(Task data)

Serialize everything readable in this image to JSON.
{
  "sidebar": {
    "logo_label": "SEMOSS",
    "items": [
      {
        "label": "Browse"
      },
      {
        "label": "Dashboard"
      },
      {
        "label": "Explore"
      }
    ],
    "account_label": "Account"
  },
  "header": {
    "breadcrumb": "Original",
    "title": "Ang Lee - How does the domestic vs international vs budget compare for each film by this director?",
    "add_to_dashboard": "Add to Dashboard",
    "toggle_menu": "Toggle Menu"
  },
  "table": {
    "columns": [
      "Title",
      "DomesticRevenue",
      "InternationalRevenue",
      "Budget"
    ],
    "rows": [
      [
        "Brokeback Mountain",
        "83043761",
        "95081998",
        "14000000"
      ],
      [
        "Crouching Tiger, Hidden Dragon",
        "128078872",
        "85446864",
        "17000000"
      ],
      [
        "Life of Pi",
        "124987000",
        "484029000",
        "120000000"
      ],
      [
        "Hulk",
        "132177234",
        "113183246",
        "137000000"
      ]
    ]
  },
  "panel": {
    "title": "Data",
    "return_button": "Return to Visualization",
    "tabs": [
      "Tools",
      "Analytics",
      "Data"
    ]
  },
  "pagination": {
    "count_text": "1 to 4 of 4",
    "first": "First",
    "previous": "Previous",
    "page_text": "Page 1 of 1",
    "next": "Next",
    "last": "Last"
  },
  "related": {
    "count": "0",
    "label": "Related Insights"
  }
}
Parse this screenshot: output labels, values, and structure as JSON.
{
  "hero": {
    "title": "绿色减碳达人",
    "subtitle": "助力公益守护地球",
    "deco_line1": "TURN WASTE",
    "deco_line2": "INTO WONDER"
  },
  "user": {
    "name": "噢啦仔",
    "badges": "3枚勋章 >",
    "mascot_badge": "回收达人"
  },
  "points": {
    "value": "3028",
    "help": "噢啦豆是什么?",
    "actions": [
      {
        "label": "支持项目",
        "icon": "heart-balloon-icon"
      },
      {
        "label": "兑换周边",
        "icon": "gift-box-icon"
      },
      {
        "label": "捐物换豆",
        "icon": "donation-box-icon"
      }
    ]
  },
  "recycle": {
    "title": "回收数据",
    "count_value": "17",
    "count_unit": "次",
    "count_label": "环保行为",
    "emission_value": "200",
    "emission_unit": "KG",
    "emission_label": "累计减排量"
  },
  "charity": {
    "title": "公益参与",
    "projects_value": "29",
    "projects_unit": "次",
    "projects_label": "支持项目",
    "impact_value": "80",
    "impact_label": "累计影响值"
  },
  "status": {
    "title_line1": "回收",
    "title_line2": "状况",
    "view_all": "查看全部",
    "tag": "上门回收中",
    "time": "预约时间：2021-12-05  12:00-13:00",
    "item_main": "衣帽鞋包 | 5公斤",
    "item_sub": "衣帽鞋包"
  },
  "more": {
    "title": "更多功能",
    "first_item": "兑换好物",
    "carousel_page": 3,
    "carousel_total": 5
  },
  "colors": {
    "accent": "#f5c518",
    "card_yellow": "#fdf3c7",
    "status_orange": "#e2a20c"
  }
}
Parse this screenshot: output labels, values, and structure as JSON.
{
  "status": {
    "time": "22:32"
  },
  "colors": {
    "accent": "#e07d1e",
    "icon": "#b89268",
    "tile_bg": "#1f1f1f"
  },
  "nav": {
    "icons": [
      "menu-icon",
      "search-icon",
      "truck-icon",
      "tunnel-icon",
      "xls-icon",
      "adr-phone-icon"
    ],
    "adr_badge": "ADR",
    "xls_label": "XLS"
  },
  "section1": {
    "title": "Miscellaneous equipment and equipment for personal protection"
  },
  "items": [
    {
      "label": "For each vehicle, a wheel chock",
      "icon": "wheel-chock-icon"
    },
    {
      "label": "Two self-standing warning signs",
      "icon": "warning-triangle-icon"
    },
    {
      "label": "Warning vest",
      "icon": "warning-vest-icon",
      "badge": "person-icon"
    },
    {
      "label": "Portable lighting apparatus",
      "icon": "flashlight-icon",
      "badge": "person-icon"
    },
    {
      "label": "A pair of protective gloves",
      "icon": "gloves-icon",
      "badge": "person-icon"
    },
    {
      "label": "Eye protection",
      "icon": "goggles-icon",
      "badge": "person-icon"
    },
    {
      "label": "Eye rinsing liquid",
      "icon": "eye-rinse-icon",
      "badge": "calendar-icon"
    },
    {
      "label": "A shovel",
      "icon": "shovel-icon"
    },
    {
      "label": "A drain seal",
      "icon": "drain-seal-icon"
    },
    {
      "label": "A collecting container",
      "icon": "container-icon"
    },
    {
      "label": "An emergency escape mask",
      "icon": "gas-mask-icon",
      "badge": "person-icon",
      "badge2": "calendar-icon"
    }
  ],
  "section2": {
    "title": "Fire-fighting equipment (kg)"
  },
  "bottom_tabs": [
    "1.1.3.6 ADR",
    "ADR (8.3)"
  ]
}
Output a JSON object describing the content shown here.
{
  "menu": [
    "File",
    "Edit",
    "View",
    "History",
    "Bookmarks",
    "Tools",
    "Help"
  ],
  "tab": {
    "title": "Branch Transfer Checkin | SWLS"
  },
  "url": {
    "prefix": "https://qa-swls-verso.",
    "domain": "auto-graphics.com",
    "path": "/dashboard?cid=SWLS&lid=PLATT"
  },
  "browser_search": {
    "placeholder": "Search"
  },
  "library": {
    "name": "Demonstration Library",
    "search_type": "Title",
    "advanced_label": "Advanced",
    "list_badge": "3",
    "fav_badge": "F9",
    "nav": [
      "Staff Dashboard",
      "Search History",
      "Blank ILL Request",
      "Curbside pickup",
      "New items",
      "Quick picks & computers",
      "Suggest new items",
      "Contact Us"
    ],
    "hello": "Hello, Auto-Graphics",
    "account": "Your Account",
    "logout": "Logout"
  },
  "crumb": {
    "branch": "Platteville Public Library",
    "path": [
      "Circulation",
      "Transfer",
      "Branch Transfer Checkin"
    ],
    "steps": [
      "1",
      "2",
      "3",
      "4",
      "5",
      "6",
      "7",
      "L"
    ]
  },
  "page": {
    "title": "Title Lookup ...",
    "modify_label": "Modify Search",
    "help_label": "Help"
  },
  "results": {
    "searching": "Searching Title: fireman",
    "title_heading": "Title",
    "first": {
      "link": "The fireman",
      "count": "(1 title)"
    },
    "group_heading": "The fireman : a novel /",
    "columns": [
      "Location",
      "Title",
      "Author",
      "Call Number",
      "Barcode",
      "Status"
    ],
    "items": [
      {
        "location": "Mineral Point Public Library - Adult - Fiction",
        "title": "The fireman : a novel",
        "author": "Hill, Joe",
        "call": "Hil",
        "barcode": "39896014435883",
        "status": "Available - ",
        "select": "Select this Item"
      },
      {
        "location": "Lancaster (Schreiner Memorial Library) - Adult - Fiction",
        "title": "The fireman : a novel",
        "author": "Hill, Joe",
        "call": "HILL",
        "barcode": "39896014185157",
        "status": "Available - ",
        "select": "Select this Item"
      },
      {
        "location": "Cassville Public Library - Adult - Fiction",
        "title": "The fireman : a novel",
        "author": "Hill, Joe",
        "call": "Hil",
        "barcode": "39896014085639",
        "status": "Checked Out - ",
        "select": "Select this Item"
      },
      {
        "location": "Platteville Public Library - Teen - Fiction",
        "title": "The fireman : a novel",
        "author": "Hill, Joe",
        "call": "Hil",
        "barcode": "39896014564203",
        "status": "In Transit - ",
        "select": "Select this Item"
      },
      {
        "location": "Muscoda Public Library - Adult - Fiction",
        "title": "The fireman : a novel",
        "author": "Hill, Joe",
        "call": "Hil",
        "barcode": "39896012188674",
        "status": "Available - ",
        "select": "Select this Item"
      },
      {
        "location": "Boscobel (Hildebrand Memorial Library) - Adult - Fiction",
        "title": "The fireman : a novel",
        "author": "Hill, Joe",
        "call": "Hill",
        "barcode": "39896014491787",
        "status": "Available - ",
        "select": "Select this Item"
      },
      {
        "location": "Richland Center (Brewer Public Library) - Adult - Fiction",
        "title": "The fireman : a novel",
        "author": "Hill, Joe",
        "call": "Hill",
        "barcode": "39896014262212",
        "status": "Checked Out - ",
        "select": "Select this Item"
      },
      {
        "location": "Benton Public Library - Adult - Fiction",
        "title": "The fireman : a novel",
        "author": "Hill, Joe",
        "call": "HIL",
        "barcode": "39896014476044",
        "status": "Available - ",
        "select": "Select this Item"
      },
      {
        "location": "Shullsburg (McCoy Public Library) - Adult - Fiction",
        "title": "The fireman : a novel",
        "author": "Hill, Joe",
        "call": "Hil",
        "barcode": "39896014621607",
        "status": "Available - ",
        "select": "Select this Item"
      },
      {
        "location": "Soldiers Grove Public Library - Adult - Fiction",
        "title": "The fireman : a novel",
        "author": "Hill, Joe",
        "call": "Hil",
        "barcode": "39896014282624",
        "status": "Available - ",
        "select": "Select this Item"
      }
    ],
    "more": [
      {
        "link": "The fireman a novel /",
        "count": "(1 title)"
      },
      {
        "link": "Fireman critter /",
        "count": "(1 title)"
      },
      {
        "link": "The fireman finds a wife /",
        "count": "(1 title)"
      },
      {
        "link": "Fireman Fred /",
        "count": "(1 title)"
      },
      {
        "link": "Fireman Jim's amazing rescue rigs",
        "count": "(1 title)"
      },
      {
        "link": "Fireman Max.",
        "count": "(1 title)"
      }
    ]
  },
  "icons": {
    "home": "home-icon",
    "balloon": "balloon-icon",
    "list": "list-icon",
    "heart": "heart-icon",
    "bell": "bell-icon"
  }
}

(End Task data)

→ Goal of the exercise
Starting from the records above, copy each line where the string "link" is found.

→ Answer to the exercise
      "link": "The fireman",
        "link": "The fireman a novel /",
        "link": "Fireman critter /",
        "link": "The fireman finds a wife /",
        "link": "Fireman Fred /",
        "link": "Fireman Jim's amazing rescue rigs",
        "link": "Fireman Max.",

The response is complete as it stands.